In an armored vehicle, Melanie, Helen, Parks, Caldwell and soldier Kieran (Fisayo Akinade) are compelled to find safe passage through an anonymous urban England landscape swarming with hungries. More specifics about those creatures (and Melanie) soon emerge, and additionally complicate one’s reaction to her quest for survival: an instinct that’s as natural as the fungus that’s wrapped around her brain, and has transformed the Earth into a verdant nightmare. McCarthy generates dread in slow-mo aerial shots of trucks fleeing hordes of pursuing zombies. More chilling, however, are quieter moments, such as Melanie—who loves Helen as a mother, and is feared by Parks as an imminent threat—being sent out to scout paths ahead, during which she investigates abandoned homes (environments with which she’s never had any contact) and gives into her natural state (conveyed by foliage surrounding her face) by munching on stray cats. Far from simply a rampaging beast, Melanie, thanks in part to Nanua’s poised performance, turns out to be a complex character who’s cast as a modern-day Pandora, delivering to the world both horror and hope.

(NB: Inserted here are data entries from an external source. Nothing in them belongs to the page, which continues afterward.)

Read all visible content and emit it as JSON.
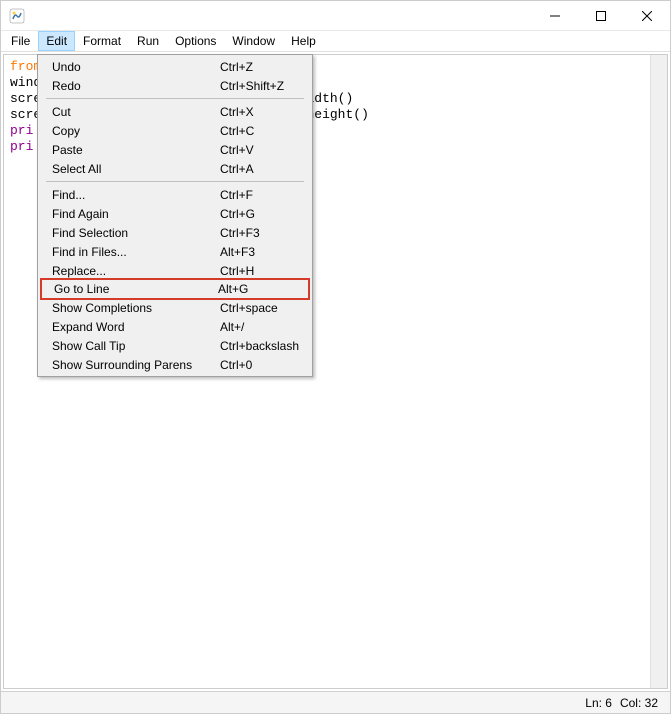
{
  "menubar": [
    "File",
    "Edit",
    "Format",
    "Run",
    "Options",
    "Window",
    "Help"
  ],
  "menubar_active_index": 1,
  "dropdown": {
    "groups": [
      [
        {
          "label": "Undo",
          "shortcut": "Ctrl+Z"
        },
        {
          "label": "Redo",
          "shortcut": "Ctrl+Shift+Z"
        }
      ],
      [
        {
          "label": "Cut",
          "shortcut": "Ctrl+X"
        },
        {
          "label": "Copy",
          "shortcut": "Ctrl+C"
        },
        {
          "label": "Paste",
          "shortcut": "Ctrl+V"
        },
        {
          "label": "Select All",
          "shortcut": "Ctrl+A"
        }
      ],
      [
        {
          "label": "Find...",
          "shortcut": "Ctrl+F"
        },
        {
          "label": "Find Again",
          "shortcut": "Ctrl+G"
        },
        {
          "label": "Find Selection",
          "shortcut": "Ctrl+F3"
        },
        {
          "label": "Find in Files...",
          "shortcut": "Alt+F3"
        },
        {
          "label": "Replace...",
          "shortcut": "Ctrl+H"
        },
        {
          "label": "Go to Line",
          "shortcut": "Alt+G",
          "highlight": true
        },
        {
          "label": "Show Completions",
          "shortcut": "Ctrl+space"
        },
        {
          "label": "Expand Word",
          "shortcut": "Alt+/"
        },
        {
          "label": "Show Call Tip",
          "shortcut": "Ctrl+backslash"
        },
        {
          "label": "Show Surrounding Parens",
          "shortcut": "Ctrl+0"
        }
      ]
    ]
  },
  "code": {
    "l1a": "from",
    "l1b": "",
    "l2": "wind",
    "l3a": "scre",
    "l3b": "nwidth()",
    "l4a": "scre",
    "l4b": "enheight()",
    "l5": "pri",
    "l6": "pri"
  },
  "status": {
    "ln": "Ln: 6",
    "col": "Col: 32"
  }
}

In a film full of stunning sights, a close-up of Melanie wearing a clear face mask (the better to keep her teeth at bay) ultimately becomes The Girl with All the Gifts’ defining image, encapsulating the issues of restraint and freedom at the heart of its tale. To discus the many twists and turns it eventually takes would be to deny viewers its potent surprises, especially once the characters are forced to navigate areas crowded with hungries who, with no food to hunt, stand upright and comatose along city streets and walkways. Even though a late discovery plays out less effectively than one might have hoped, it furthers McCarthy’s thematic inquiry into the nature of life, and evolution. And as with its kindred source material, The Last of Us, the film ultimately arrives at a climax in which notions of right and wrong (and “for the good of mankind”) become lost in a haze of individual cravings. In doing so, it reinvigorates the moribund zombie subgenre, and proves one of the year’s most haunting horror efforts.